Directions
Only the words of the entries are wanted, repeated exactly and without images.

(Component data from apps and pages)
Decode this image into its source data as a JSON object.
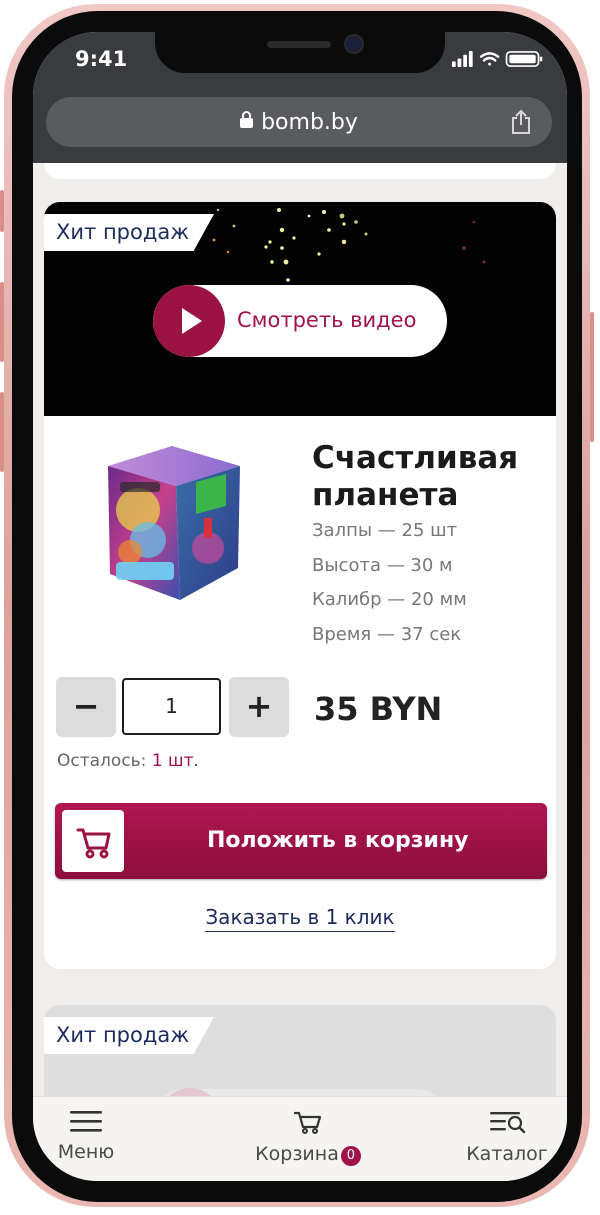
{
  "status_bar": {
    "time": "9:41"
  },
  "browser": {
    "url": "bomb.by"
  },
  "product": {
    "badge": "Хит продаж",
    "video_button": "Смотреть видео",
    "title": "Счастливая планета",
    "specs": [
      "Залпы — 25 шт",
      "Высота — 30 м",
      "Калибр — 20 мм",
      "Время — 37 сек"
    ],
    "quantity": "1",
    "minus_label": "−",
    "plus_label": "+",
    "price": "35 BYN",
    "remaining_label": "Осталось:",
    "remaining_value": "1 шт.",
    "add_to_cart": "Положить в корзину",
    "one_click": "Заказать в 1 клик"
  },
  "next_product": {
    "badge": "Хит продаж"
  },
  "tabbar": {
    "menu": "Меню",
    "cart": "Корзина",
    "cart_count": "0",
    "catalog": "Каталог"
  },
  "colors": {
    "brand": "#a0124a",
    "navy": "#1e2b5e"
  }
}
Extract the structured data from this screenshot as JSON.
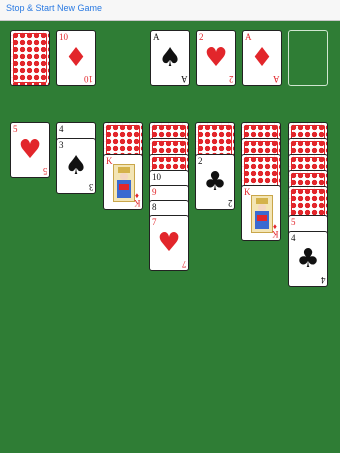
{
  "toolbar": {
    "new_game_label": "Stop & Start New Game"
  },
  "colors": {
    "felt": "#2f7d35",
    "red_suit": "#e2262b",
    "black_suit": "#111111",
    "link": "#2a7ae2"
  },
  "waste": {
    "rank": "10",
    "suit": "♦"
  },
  "foundations": [
    {
      "rank": "A",
      "suit": "♠"
    },
    {
      "rank": "2",
      "suit": "♥"
    },
    {
      "rank": "A",
      "suit": "♦"
    }
  ],
  "tableau": {
    "col1": {
      "rank": "5",
      "suit": "♥"
    },
    "col2": [
      {
        "rank": "4",
        "suit": "♠"
      },
      {
        "rank": "3",
        "suit": "♠"
      }
    ],
    "col3": {
      "rank": "K",
      "suit": "♦"
    },
    "col4": [
      {
        "rank": "10",
        "suit": "♠"
      },
      {
        "rank": "9",
        "suit": "♥"
      },
      {
        "rank": "8",
        "suit": "♠"
      },
      {
        "rank": "7",
        "suit": "♥"
      }
    ],
    "col5": {
      "rank": "2",
      "suit": "♣"
    },
    "col6": {
      "rank": "K",
      "suit": "♦"
    },
    "col7": [
      {
        "rank": "5",
        "suit": "♥"
      },
      {
        "rank": "4",
        "suit": "♣"
      }
    ]
  }
}
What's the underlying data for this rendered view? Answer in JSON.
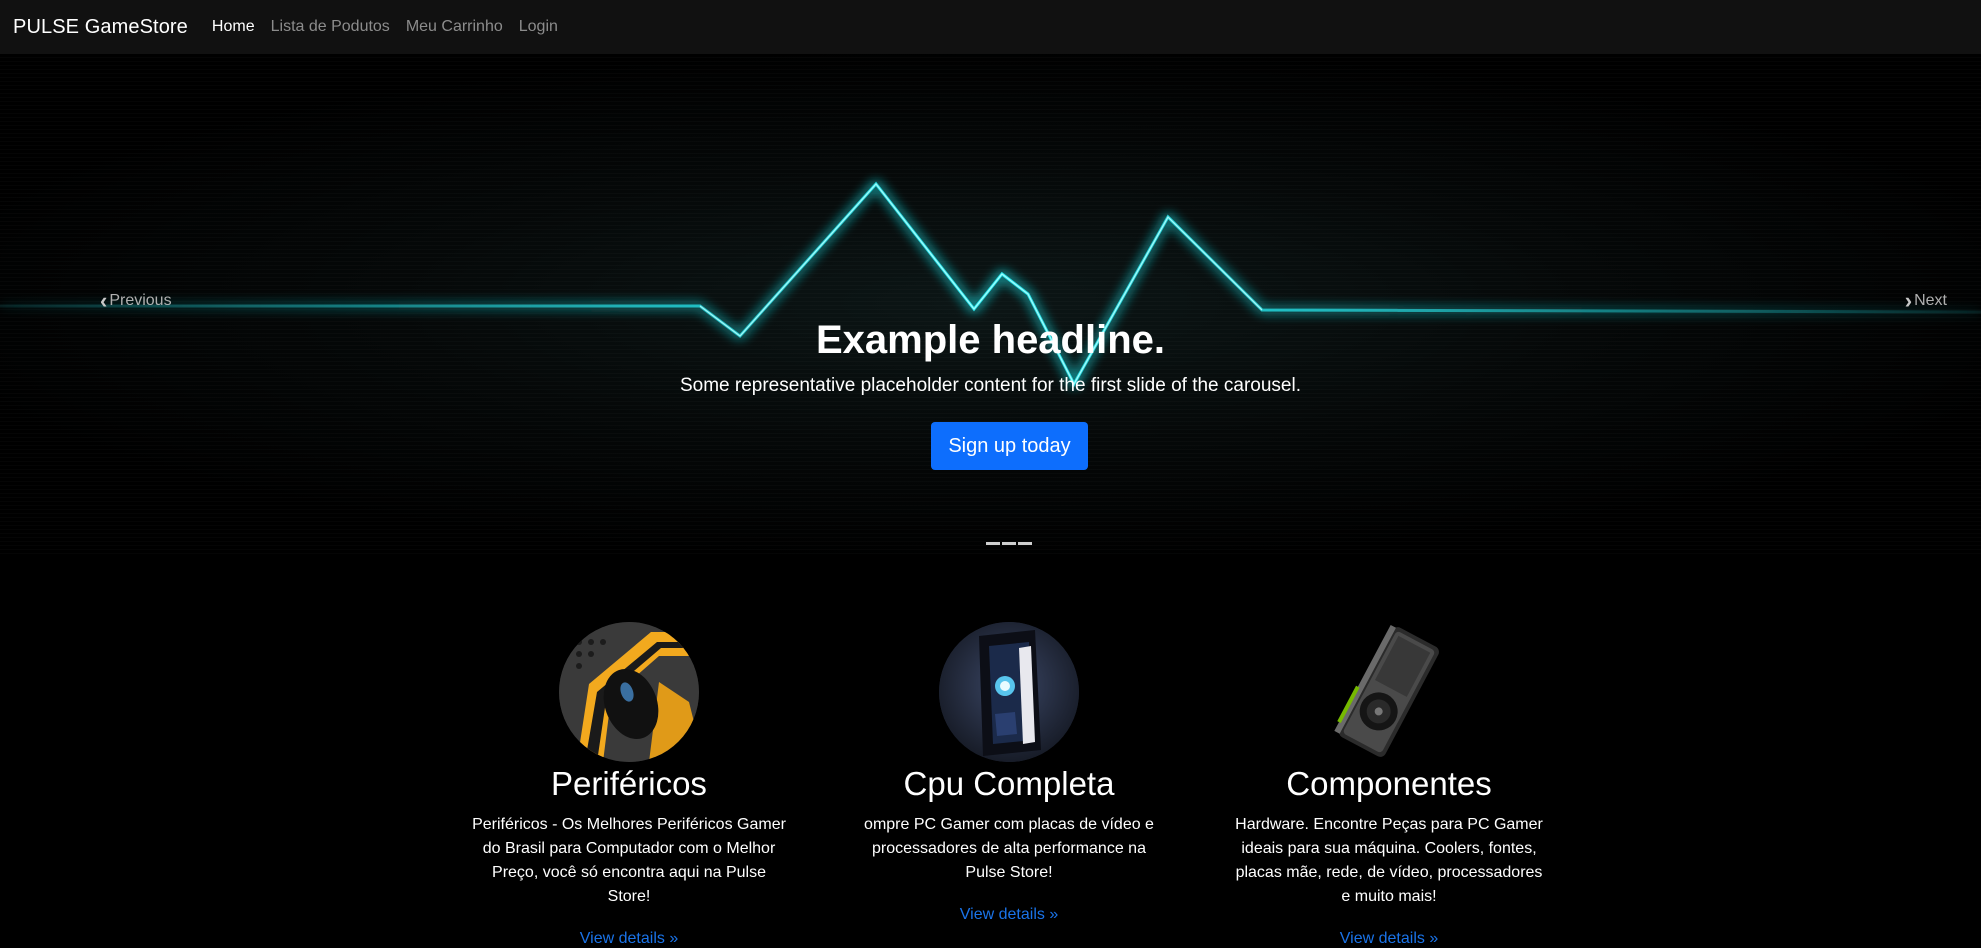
{
  "navbar": {
    "brand": "PULSE GameStore",
    "links": [
      "Home",
      "Lista de Podutos",
      "Meu Carrinho",
      "Login"
    ]
  },
  "carousel": {
    "prev_label": "Previous",
    "next_label": "Next",
    "headline": "Example headline.",
    "subtitle": "Some representative placeholder content for the first slide of the carousel.",
    "button_label": "Sign up today",
    "indicator_count": 3,
    "pulse_color": "#28e8ee"
  },
  "features": [
    {
      "image_icon": "gaming-mouse-image",
      "title": "Periféricos",
      "text": "Periféricos - Os Melhores Periféricos Gamer do Brasil para Computador com o Melhor Preço, você só encontra aqui na Pulse Store!",
      "link": "View details »"
    },
    {
      "image_icon": "pc-case-image",
      "title": "Cpu Completa",
      "text": "ompre PC Gamer com placas de vídeo e processadores de alta performance na Pulse Store!",
      "link": "View details »"
    },
    {
      "image_icon": "graphics-card-image",
      "title": "Componentes",
      "text": "Hardware. Encontre Peças para PC Gamer ideais para sua máquina. Coolers, fontes, placas mãe, rede, de vídeo, processadores e muito mais!",
      "link": "View details »"
    }
  ],
  "colors": {
    "primary": "#0d6efd",
    "link": "#1a73e8",
    "navbar_bg": "#111111"
  }
}
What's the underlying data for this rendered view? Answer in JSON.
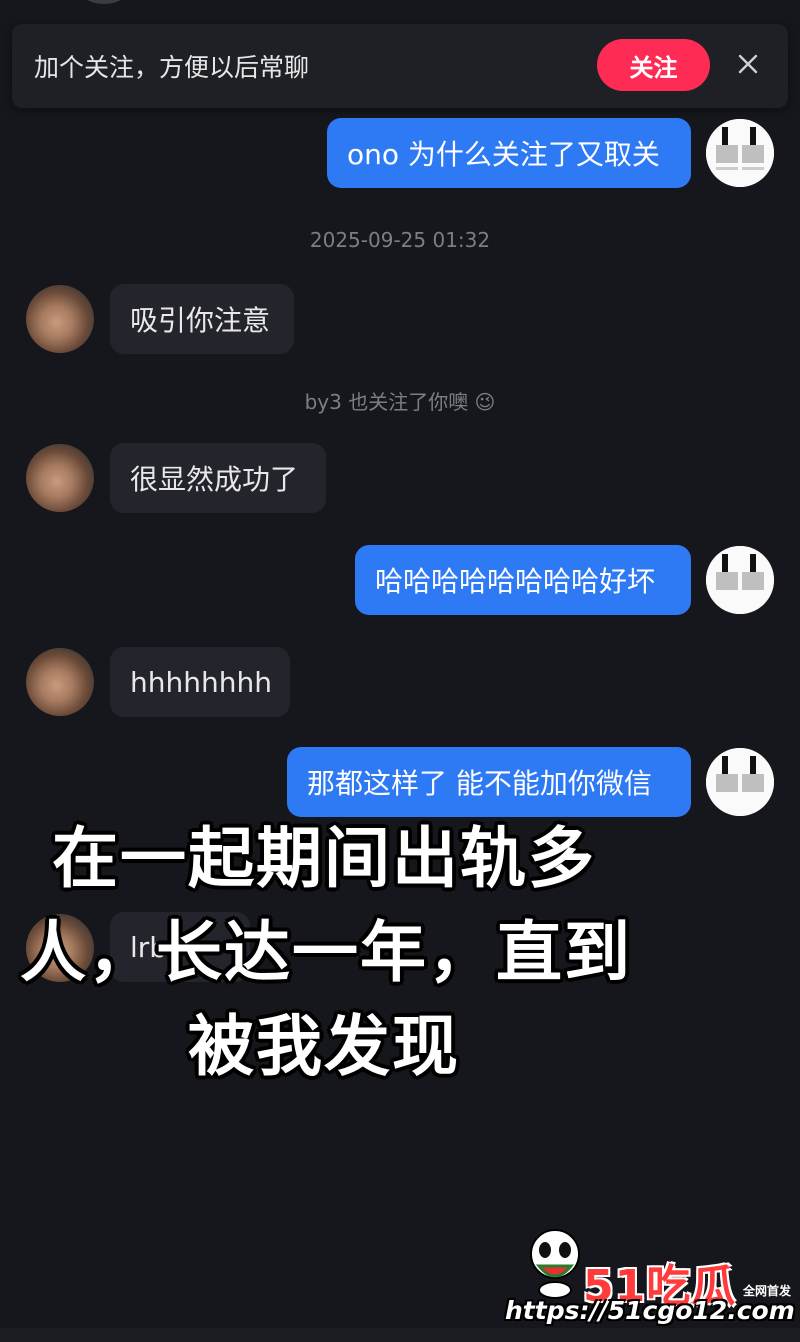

Result of the task
Decode this image into its source data as a JSON object.
{
  "status_bar": {
    "time": "9:41"
  },
  "browser": {
    "url": "bomb.by"
  },
  "product": {
    "badge": "Хит продаж",
    "video_button": "Смотреть видео",
    "title": "Счастливая планета",
    "specs": [
      "Залпы — 25 шт",
      "Высота — 30 м",
      "Калибр — 20 мм",
      "Время — 37 сек"
    ],
    "quantity": "1",
    "minus_label": "−",
    "plus_label": "+",
    "price": "35 BYN",
    "remaining_label": "Осталось:",
    "remaining_value": "1 шт.",
    "add_to_cart": "Положить в корзину",
    "one_click": "Заказать в 1 клик"
  },
  "next_product": {
    "badge": "Хит продаж"
  },
  "tabbar": {
    "menu": "Меню",
    "cart": "Корзина",
    "cart_count": "0",
    "catalog": "Каталог"
  },
  "colors": {
    "brand": "#a0124a",
    "navy": "#1e2b5e"
  }
}
Extract the structured data from this screenshot as JSON.
{
  "toolbar": {
    "new_game_label": "Stop & Start New Game"
  },
  "colors": {
    "felt": "#2f7d35",
    "red_suit": "#e2262b",
    "black_suit": "#111111",
    "link": "#2a7ae2"
  },
  "waste": {
    "rank": "10",
    "suit": "♦"
  },
  "foundations": [
    {
      "rank": "A",
      "suit": "♠"
    },
    {
      "rank": "2",
      "suit": "♥"
    },
    {
      "rank": "A",
      "suit": "♦"
    }
  ],
  "tableau": {
    "col1": {
      "rank": "5",
      "suit": "♥"
    },
    "col2": [
      {
        "rank": "4",
        "suit": "♠"
      },
      {
        "rank": "3",
        "suit": "♠"
      }
    ],
    "col3": {
      "rank": "K",
      "suit": "♦"
    },
    "col4": [
      {
        "rank": "10",
        "suit": "♠"
      },
      {
        "rank": "9",
        "suit": "♥"
      },
      {
        "rank": "8",
        "suit": "♠"
      },
      {
        "rank": "7",
        "suit": "♥"
      }
    ],
    "col5": {
      "rank": "2",
      "suit": "♣"
    },
    "col6": {
      "rank": "K",
      "suit": "♦"
    },
    "col7": [
      {
        "rank": "5",
        "suit": "♥"
      },
      {
        "rank": "4",
        "suit": "♣"
      }
    ]
  }
}
What's the underlying data for this rendered view? Answer in JSON.
{
  "navbar": {
    "brand": "PULSE GameStore",
    "links": [
      "Home",
      "Lista de Podutos",
      "Meu Carrinho",
      "Login"
    ]
  },
  "carousel": {
    "prev_label": "Previous",
    "next_label": "Next",
    "headline": "Example headline.",
    "subtitle": "Some representative placeholder content for the first slide of the carousel.",
    "button_label": "Sign up today",
    "indicator_count": 3,
    "pulse_color": "#28e8ee"
  },
  "features": [
    {
      "image_icon": "gaming-mouse-image",
      "title": "Periféricos",
      "text": "Periféricos - Os Melhores Periféricos Gamer do Brasil para Computador com o Melhor Preço, você só encontra aqui na Pulse Store!",
      "link": "View details »"
    },
    {
      "image_icon": "pc-case-image",
      "title": "Cpu Completa",
      "text": "ompre PC Gamer com placas de vídeo e processadores de alta performance na Pulse Store!",
      "link": "View details »"
    },
    {
      "image_icon": "graphics-card-image",
      "title": "Componentes",
      "text": "Hardware. Encontre Peças para PC Gamer ideais para sua máquina. Coolers, fontes, placas mãe, rede, de vídeo, processadores e muito mais!",
      "link": "View details »"
    }
  ],
  "colors": {
    "primary": "#0d6efd",
    "link": "#1a73e8",
    "navbar_bg": "#111111"
  }
}
What's the underlying data for this rendered view? Answer in JSON.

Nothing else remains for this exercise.